Acting together, these joints enable the shoulder to achieve a full 360º of motion in both the frontal (side to side) and sagittal (front and back) three-dimensional planes. The important caveat is that this extensive freedom of motion comes with a price: the shoulder not only has the most mobility, but is also the most unstable joint in the body.
The glenohumeral joint may be easily dislocated, most typically by a fall on an outstretched arm. The ligaments of the acromioclavicular joint are easily sprained and the joint itself is easily dislocated. Acromioclavicular joint injuries may be described as “AC separations”. Overall, injuries to the shoulder joint are common, most frequently experienced by people participating in exercise activities and sports and by older people as a result of a fall.

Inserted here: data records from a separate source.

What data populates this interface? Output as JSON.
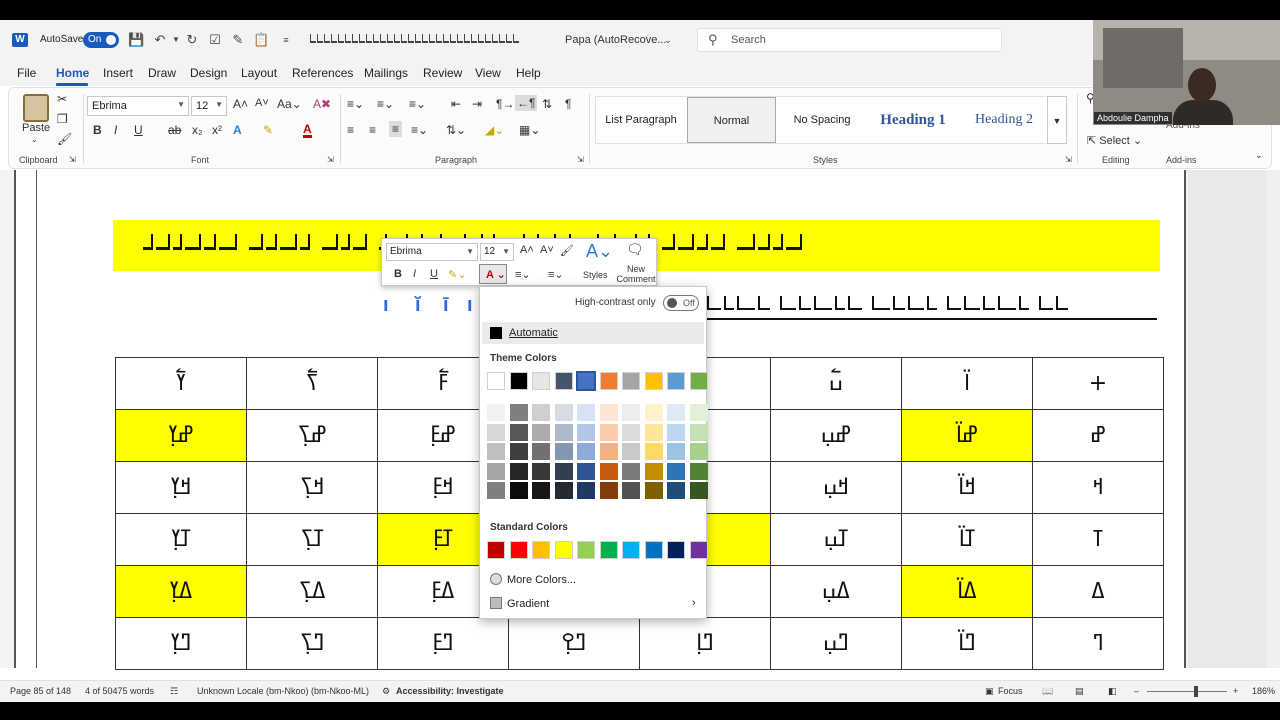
{
  "window": {
    "autosave_label": "AutoSave",
    "autosave_state": "On",
    "doc_name": "Papa (AutoRecove...",
    "search_placeholder": "Search"
  },
  "tabs": [
    "File",
    "Home",
    "Insert",
    "Draw",
    "Design",
    "Layout",
    "References",
    "Mailings",
    "Review",
    "View",
    "Help"
  ],
  "ribbon": {
    "clipboard": {
      "paste": "Paste",
      "label": "Clipboard"
    },
    "font": {
      "name": "Ebrima",
      "size": "12",
      "label": "Font"
    },
    "paragraph": {
      "label": "Paragraph"
    },
    "styles": {
      "items": [
        "List Paragraph",
        "Normal",
        "No Spacing",
        "Heading 1",
        "Heading 2"
      ],
      "selected": "Normal",
      "label": "Styles"
    },
    "editing": {
      "select": "Select",
      "label": "Editing"
    },
    "addins": {
      "label": "Add-ins",
      "button": "Add-ins"
    }
  },
  "video": {
    "participant": "Abdoulie Dampha"
  },
  "mini_toolbar": {
    "font": "Ebrima",
    "size": "12",
    "styles": "Styles",
    "new_comment": "New Comment"
  },
  "color_panel": {
    "high_contrast": "High-contrast only",
    "toggle": "Off",
    "automatic": "Automatic",
    "theme_colors_label": "Theme Colors",
    "theme_colors": [
      "#ffffff",
      "#000000",
      "#e7e6e6",
      "#44546a",
      "#4472c4",
      "#ed7d31",
      "#a5a5a5",
      "#ffc000",
      "#5b9bd5",
      "#70ad47"
    ],
    "theme_shades": [
      [
        "#f2f2f2",
        "#7f7f7f",
        "#d0cece",
        "#d6dce4",
        "#d9e2f3",
        "#fbe5d5",
        "#ededed",
        "#fff2cc",
        "#deebf6",
        "#e2efd9"
      ],
      [
        "#d8d8d8",
        "#595959",
        "#aeaaaa",
        "#adb9ca",
        "#b4c6e7",
        "#f7cbac",
        "#dbdbdb",
        "#fee599",
        "#bdd7ee",
        "#c5e0b3"
      ],
      [
        "#bfbfbf",
        "#3f3f3f",
        "#757070",
        "#8496b0",
        "#8eaadb",
        "#f4b183",
        "#c9c9c9",
        "#ffd965",
        "#9cc3e5",
        "#a8d08d"
      ],
      [
        "#a5a5a5",
        "#262626",
        "#3a3838",
        "#323f4f",
        "#2f5496",
        "#c55a11",
        "#7b7b7b",
        "#bf8f00",
        "#2e75b5",
        "#538135"
      ],
      [
        "#7f7f7f",
        "#0c0c0c",
        "#171616",
        "#222a35",
        "#1f3864",
        "#833c0b",
        "#525252",
        "#7f6000",
        "#1e4e79",
        "#375623"
      ]
    ],
    "standard_colors_label": "Standard Colors",
    "standard_colors": [
      "#c00000",
      "#ff0000",
      "#ffc000",
      "#ffff00",
      "#92d050",
      "#00b050",
      "#00b0f0",
      "#0070c0",
      "#002060",
      "#7030a0"
    ],
    "more_colors": "More Colors...",
    "gradient": "Gradient"
  },
  "table": {
    "rows": [
      [
        "ߌ߱",
        "ߖ߱",
        "ߓ߱",
        "",
        "",
        "ߎ߱",
        "ߊ߳",
        "+"
      ],
      [
        "ߝߌ߲",
        "ߝߖ߲",
        "ߝߓ߲",
        "",
        "",
        "ߝߎ߲",
        "ߝߊ߳",
        "ߝ"
      ],
      [
        "ߞߌ߲",
        "ߞߖ߲",
        "ߞߓ߲",
        "",
        "",
        "ߞߎ߲",
        "ߞߊ߳",
        "ߞ"
      ],
      [
        "ߠߌ߲",
        "ߠߖ߲",
        "ߠߓ߲",
        "",
        "",
        "ߠߎ߲",
        "ߠߊ߳",
        "ߠ"
      ],
      [
        "ߡߌ߲",
        "ߡߖ߲",
        "ߡߓ߲",
        "",
        "",
        "ߡߎ߲",
        "ߡߊ߳",
        "ߡ"
      ],
      [
        "ߣߌ߲",
        "ߣߖ߲",
        "ߣߓ߲",
        "ߣߐ߲",
        "ߣߊ߲",
        "ߣߎ߲",
        "ߣߊ߳",
        "ߣ"
      ]
    ],
    "yellow": [
      [
        1,
        0
      ],
      [
        1,
        6
      ],
      [
        3,
        2
      ],
      [
        3,
        4
      ],
      [
        4,
        0
      ],
      [
        4,
        6
      ]
    ]
  },
  "statusbar": {
    "page": "Page 85 of 148",
    "words": "4 of 50475 words",
    "locale": "Unknown Locale (bm-Nkoo) (bm-Nkoo-ML)",
    "accessibility": "Accessibility: Investigate",
    "focus": "Focus",
    "zoom": "186%"
  }
}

The shoulder joint has built-in protection in the form of the four muscles comprising the rotator cuff, the supraspinatus, infraspinatus, teres minor, and subscapularis.1 The rotator cuff muscles participate in all shoulder joint and upper arm motions and provide stabilization to the shoulder as the joint moves through three-dimensional space. But the rotator cuff muscle group is itself subject to injury (muscle tears) and degeneration as a person ages of the tendons that attach the muscles to the shoulder and arm bones.
Thus, the shoulder joint needs additional protections to maintain its structural integrity and mechanical performance.
In days gone by, people did demanding physical work every day, automatically providing training and resilience to the anatomical components of the shoulder. But in the 21st century, with the decline of the farming and manufacturing sectors and the rise of the service economy, most people no longer engage in actual physical work. As a result, most of us require regular vigorous exercise to maintain physical fitness and good health. With specific respect to the shoulder, upper body strength training exercises will help provide the necessary activity and mobility to ensure ongoing functionality of our shoulder joints. 2,3
As well, obtaining regular chiropractic care helps ensure that our spines are working properly, providing effective mechanical support to our shoulder joints, and that our nerve systems are working at high levels to coordinate all the physiological activities necessary to our long-term health and well-being.
Sangwan S, et al: Stabilizing characteristics of rotator cuff muscles: a systematic review. Disabil Rehabil 37(12):1033-1043, 2015
Heron SR, et al: Comparison of three types of exercise in the treatment of rotator cuff tendinopathy/shoulder impingement syndrome: A randomized controlled trial. Physiotherapy 103(2):167-173, 2017
Abdulla SY, et al: Is exercise effective for the management of subacromial impingement syndrome and other soft tissue injuries of the shoulder? A systematic review by the Ontario Protocol for Traffic Injury Management (OPTIMa) Collaboration. Man Ther 20(5):646-656, 2015